Goal of the exercise = Repeat each entry exactly; omit all pictures.

------------------------------------------------------------------------

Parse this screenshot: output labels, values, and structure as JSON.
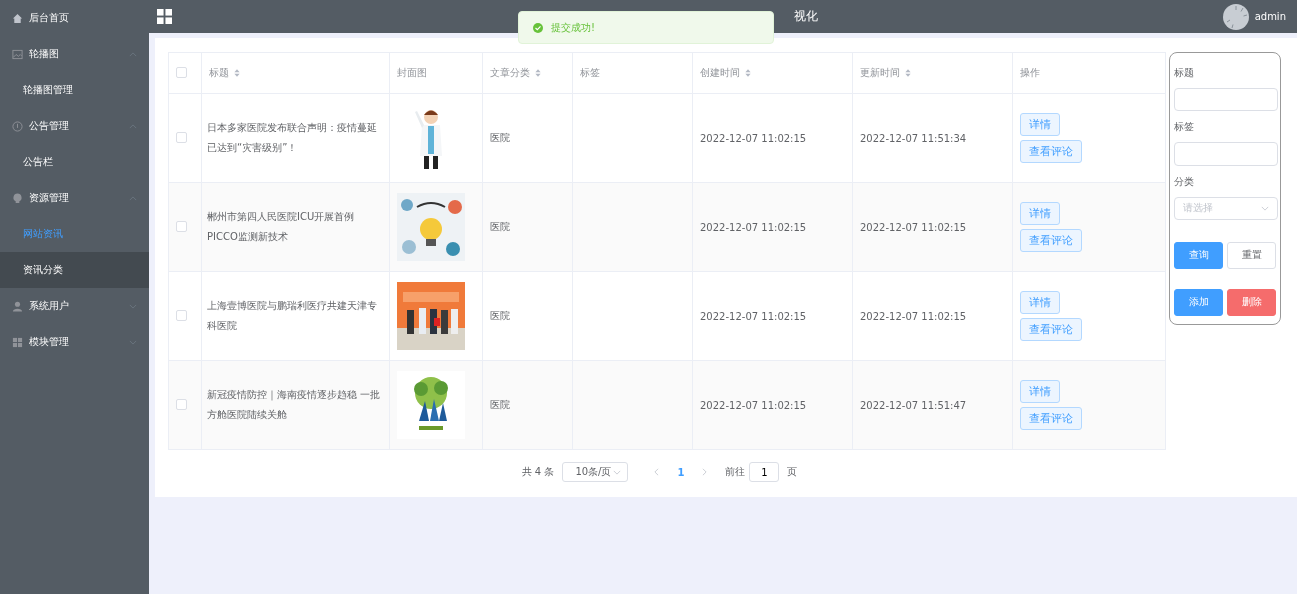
{
  "sidebar": {
    "items": [
      {
        "label": "后台首页"
      },
      {
        "label": "轮播图",
        "expanded": true,
        "children": [
          {
            "label": "轮播图管理",
            "selected": false,
            "hovered": false
          }
        ]
      },
      {
        "label": "公告管理",
        "expanded": true,
        "children": [
          {
            "label": "公告栏",
            "selected": false,
            "hovered": false
          }
        ]
      },
      {
        "label": "资源管理",
        "expanded": true,
        "children": [
          {
            "label": "网站资讯",
            "selected": true,
            "hovered": false
          },
          {
            "label": "资讯分类",
            "selected": false,
            "hovered": true
          }
        ]
      },
      {
        "label": "系统用户",
        "expanded": false
      },
      {
        "label": "模块管理",
        "expanded": false
      }
    ]
  },
  "header": {
    "title": "视化",
    "username": "admin"
  },
  "toast": {
    "message": "提交成功!"
  },
  "table": {
    "all_checked": false,
    "columns": [
      {
        "label": "标题",
        "sortable": true
      },
      {
        "label": "封面图",
        "sortable": false
      },
      {
        "label": "文章分类",
        "sortable": true
      },
      {
        "label": "标签",
        "sortable": false
      },
      {
        "label": "创建时间",
        "sortable": true
      },
      {
        "label": "更新时间",
        "sortable": true
      },
      {
        "label": "操作",
        "sortable": false
      }
    ],
    "rows": [
      {
        "checked": false,
        "title": "日本多家医院发布联合声明：疫情蔓延已达到“灾害级别”！",
        "category": "医院",
        "created": "2022-12-07 11:02:15",
        "updated": "2022-12-07 11:51:34",
        "actions": [
          "详情",
          "查看评论"
        ]
      },
      {
        "checked": false,
        "title": "郴州市第四人民医院ICU开展首例PICCO监测新技术",
        "category": "医院",
        "created": "2022-12-07 11:02:15",
        "updated": "2022-12-07 11:02:15",
        "actions": [
          "详情",
          "查看评论"
        ]
      },
      {
        "checked": false,
        "title": "上海壹博医院与鹏瑞利医疗共建天津专科医院",
        "category": "医院",
        "created": "2022-12-07 11:02:15",
        "updated": "2022-12-07 11:02:15",
        "actions": [
          "详情",
          "查看评论"
        ]
      },
      {
        "checked": false,
        "title": "新冠疫情防控｜海南疫情逐步趋稳 一批方舱医院陆续关舱",
        "category": "医院",
        "created": "2022-12-07 11:02:15",
        "updated": "2022-12-07 11:51:47",
        "actions": [
          "详情",
          "查看评论"
        ]
      }
    ]
  },
  "pagination": {
    "total": "共 4 条",
    "page_size": "10条/页",
    "pages": [
      {
        "label": "1",
        "selected": true
      }
    ],
    "goto_label": "前往",
    "goto_value": "1",
    "page_suffix": "页"
  },
  "search_panel": {
    "fields": [
      {
        "label": "标题",
        "kind": "text"
      },
      {
        "label": "标签",
        "kind": "text"
      },
      {
        "label": "分类",
        "kind": "select",
        "placeholder": "请选择"
      }
    ],
    "buttons": [
      {
        "label": "查询",
        "kind": "primary"
      },
      {
        "label": "重置",
        "kind": "default"
      },
      {
        "label": "添加",
        "kind": "primary"
      },
      {
        "label": "删除",
        "kind": "danger"
      }
    ]
  }
}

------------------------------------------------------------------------

Response =
Parse this screenshot: output labels, values, and structure as JSON.
{
  "sidebar": {
    "items": [
      {
        "label": "后台首页"
      },
      {
        "label": "轮播图",
        "expanded": true,
        "children": [
          {
            "label": "轮播图管理",
            "selected": false,
            "hovered": false
          }
        ]
      },
      {
        "label": "公告管理",
        "expanded": true,
        "children": [
          {
            "label": "公告栏",
            "selected": false,
            "hovered": false
          }
        ]
      },
      {
        "label": "资源管理",
        "expanded": true,
        "children": [
          {
            "label": "网站资讯",
            "selected": true,
            "hovered": false
          },
          {
            "label": "资讯分类",
            "selected": false,
            "hovered": true
          }
        ]
      },
      {
        "label": "系统用户",
        "expanded": false
      },
      {
        "label": "模块管理",
        "expanded": false
      }
    ]
  },
  "header": {
    "title": "视化",
    "username": "admin"
  },
  "toast": {
    "message": "提交成功!"
  },
  "table": {
    "all_checked": false,
    "columns": [
      {
        "label": "标题",
        "sortable": true
      },
      {
        "label": "封面图",
        "sortable": false
      },
      {
        "label": "文章分类",
        "sortable": true
      },
      {
        "label": "标签",
        "sortable": false
      },
      {
        "label": "创建时间",
        "sortable": true
      },
      {
        "label": "更新时间",
        "sortable": true
      },
      {
        "label": "操作",
        "sortable": false
      }
    ],
    "rows": [
      {
        "checked": false,
        "title": "日本多家医院发布联合声明：疫情蔓延已达到“灾害级别”！",
        "category": "医院",
        "created": "2022-12-07 11:02:15",
        "updated": "2022-12-07 11:51:34",
        "actions": [
          "详情",
          "查看评论"
        ]
      },
      {
        "checked": false,
        "title": "郴州市第四人民医院ICU开展首例PICCO监测新技术",
        "category": "医院",
        "created": "2022-12-07 11:02:15",
        "updated": "2022-12-07 11:02:15",
        "actions": [
          "详情",
          "查看评论"
        ]
      },
      {
        "checked": false,
        "title": "上海壹博医院与鹏瑞利医疗共建天津专科医院",
        "category": "医院",
        "created": "2022-12-07 11:02:15",
        "updated": "2022-12-07 11:02:15",
        "actions": [
          "详情",
          "查看评论"
        ]
      },
      {
        "checked": false,
        "title": "新冠疫情防控｜海南疫情逐步趋稳 一批方舱医院陆续关舱",
        "category": "医院",
        "created": "2022-12-07 11:02:15",
        "updated": "2022-12-07 11:51:47",
        "actions": [
          "详情",
          "查看评论"
        ]
      }
    ]
  },
  "pagination": {
    "total": "共 4 条",
    "page_size": "10条/页",
    "pages": [
      {
        "label": "1",
        "selected": true
      }
    ],
    "goto_label": "前往",
    "goto_value": "1",
    "page_suffix": "页"
  },
  "search_panel": {
    "fields": [
      {
        "label": "标题",
        "kind": "text"
      },
      {
        "label": "标签",
        "kind": "text"
      },
      {
        "label": "分类",
        "kind": "select",
        "placeholder": "请选择"
      }
    ],
    "buttons": [
      {
        "label": "查询",
        "kind": "primary"
      },
      {
        "label": "重置",
        "kind": "default"
      },
      {
        "label": "添加",
        "kind": "primary"
      },
      {
        "label": "删除",
        "kind": "danger"
      }
    ]
  }
}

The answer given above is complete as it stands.